What Is Business Planning?
Why Business Planning Isn't Just for Startups
Business planning takes place when the key stakeholders in a business sit down and flesh out all the goals, strategies, and actions that they envision taking to ensure the business’s survival, prosperity, and growth.
Here are some strategies for business planning and the ways it can benefit your business.
What Is Business Planning?
Business planning can play out in many different ways. Anytime upper management comes together to plan for the success of a business, it is a form of business planning. Business planning commonly involves collecting ideas in a formal business plan that outlines a summary of the business's current state, as well as the state of the broader market, along with detailed steps the business will take to improve performance in the coming period.
Business plans aren't just about money. The business plan outlines the general planning needed to start and run a successful business, and that includes profits, but it also goes beyond that. A plan should account for everything from scoping out the competition and figuring out how your new business will fit into the industry to assessing employee morale and planning for how to retain talent.
How Does Business Planning Work?
Every new business needs a business plan—a blueprint of how you will develop your new business, backed by research, that demonstrates how the business idea is viable. If your new business idea requires investment capital, you will have a better chance of obtaining debt or equity financing from financial institutions, angel investors, or venture capitalists if you have a solid business plan to back up your ideas.
Businesses should prepare a business plan, even if they don't need to attract investors or secure loans.
Post-Startup Business Planning
The business plan isn’t a set-it-and-forget-it planning exercise. It should be a living document that is updated throughout the life cycle of your business.
Once the business has officially started, business planning will shift to setting and meeting goals and targets. Business planning is most effective when it’s done on a consistent schedule that revisits existing goals and projects throughout the year, perhaps even monthly. In addition to reviewing short-term goals throughout the year, it's also important to establish a clear vision and lay the path for your long-term success.
Daily business planning is an incredibly effective way for individuals to focus on achieving both their own goals and the goals of the organization.

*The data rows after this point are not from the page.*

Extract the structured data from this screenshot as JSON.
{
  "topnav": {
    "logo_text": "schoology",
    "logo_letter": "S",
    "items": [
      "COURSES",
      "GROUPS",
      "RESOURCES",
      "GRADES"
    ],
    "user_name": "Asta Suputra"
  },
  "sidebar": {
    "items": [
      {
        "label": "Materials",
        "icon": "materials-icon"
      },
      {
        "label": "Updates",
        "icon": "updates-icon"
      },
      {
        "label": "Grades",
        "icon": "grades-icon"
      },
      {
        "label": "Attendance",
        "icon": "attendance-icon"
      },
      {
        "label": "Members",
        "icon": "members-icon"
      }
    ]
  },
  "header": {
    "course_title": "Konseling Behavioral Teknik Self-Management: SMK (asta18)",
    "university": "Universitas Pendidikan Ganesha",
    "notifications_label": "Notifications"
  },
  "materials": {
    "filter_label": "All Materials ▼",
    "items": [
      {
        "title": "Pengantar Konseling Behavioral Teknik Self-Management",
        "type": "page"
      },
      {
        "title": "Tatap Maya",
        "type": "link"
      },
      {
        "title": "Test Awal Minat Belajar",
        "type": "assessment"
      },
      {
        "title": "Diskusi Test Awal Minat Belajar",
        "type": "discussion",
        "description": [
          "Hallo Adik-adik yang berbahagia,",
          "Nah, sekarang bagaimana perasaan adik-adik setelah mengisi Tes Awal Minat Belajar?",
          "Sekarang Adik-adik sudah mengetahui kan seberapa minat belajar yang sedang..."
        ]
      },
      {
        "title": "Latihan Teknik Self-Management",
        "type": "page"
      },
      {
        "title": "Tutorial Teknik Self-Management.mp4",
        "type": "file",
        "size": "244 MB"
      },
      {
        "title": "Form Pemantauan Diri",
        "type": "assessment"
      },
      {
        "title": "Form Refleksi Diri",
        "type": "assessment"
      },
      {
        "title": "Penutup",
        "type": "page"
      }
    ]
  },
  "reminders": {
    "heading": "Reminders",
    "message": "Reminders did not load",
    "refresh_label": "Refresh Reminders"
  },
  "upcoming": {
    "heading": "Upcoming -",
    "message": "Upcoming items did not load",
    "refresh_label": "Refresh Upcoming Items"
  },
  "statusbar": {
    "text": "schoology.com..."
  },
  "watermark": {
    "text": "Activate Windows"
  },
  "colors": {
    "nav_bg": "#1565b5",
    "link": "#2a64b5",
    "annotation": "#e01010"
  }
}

The sales forecast is a key section of the business plan that needs to be constantly tracked and updated. The sales forecast is an estimate of the sales of goods and services your business is likely to achieve over the forecasted period, along with the estimated profit from those sales. The forecast should take into account trends in your industry, the general economy, and the projected needs of your primary customers.
Cash Flow Analysis
Your business may have a large, lucrative order on the books, but if it can't be invoiced until the job is completed, then you may run into cash flow problems. That scenario can get even worse if you have to hire staff, purchase inventory, and make other expenditures in the meantime to complete the project.
Performing regular cash flow projections is an important part of business planning. If managed properly, cash flow shortages can be covered by additional financing or equity investment.
Business Contingency Planning
In addition to business planning for profit and growth, your business should have a contingency plan. Contingency business planning (also known as business continuity planning or disaster planning) is the type of business planning that deals with crises and worst-case scenarios. A business contingency plan helps businesses deal with sudden emergencies, unexpected events, and new information that could disrupt your business.
The goals of a contingency plan are to:
- Provide for the safety and security of yourself, your employees, and your customers in the event of a fire, flood, robbery, data breach, illness, or some other disaster
- Ensure that your business can resume operations after an emergency as quickly as possible
Business Succession Planning
If your business is a family enterprise or you have specific plans for who you want to take over in the event of your retirement or illness, then you should have a plan in place to hand over control of the business. The issues of management, ownership, and taxes can cause a great deal of discord within families unless a succession plan is in place that clearly outlines the process.
- Business planning is when key stakeholders review the state of their business and plan for how they will improve the business in the future.
- Business planning isn't a one-off event—it should be an ongoing practice of self-assessment and planning.
- Business planning isn't just about improving sales; it can also address safety during natural disasters or the transfer of power after an owner retires.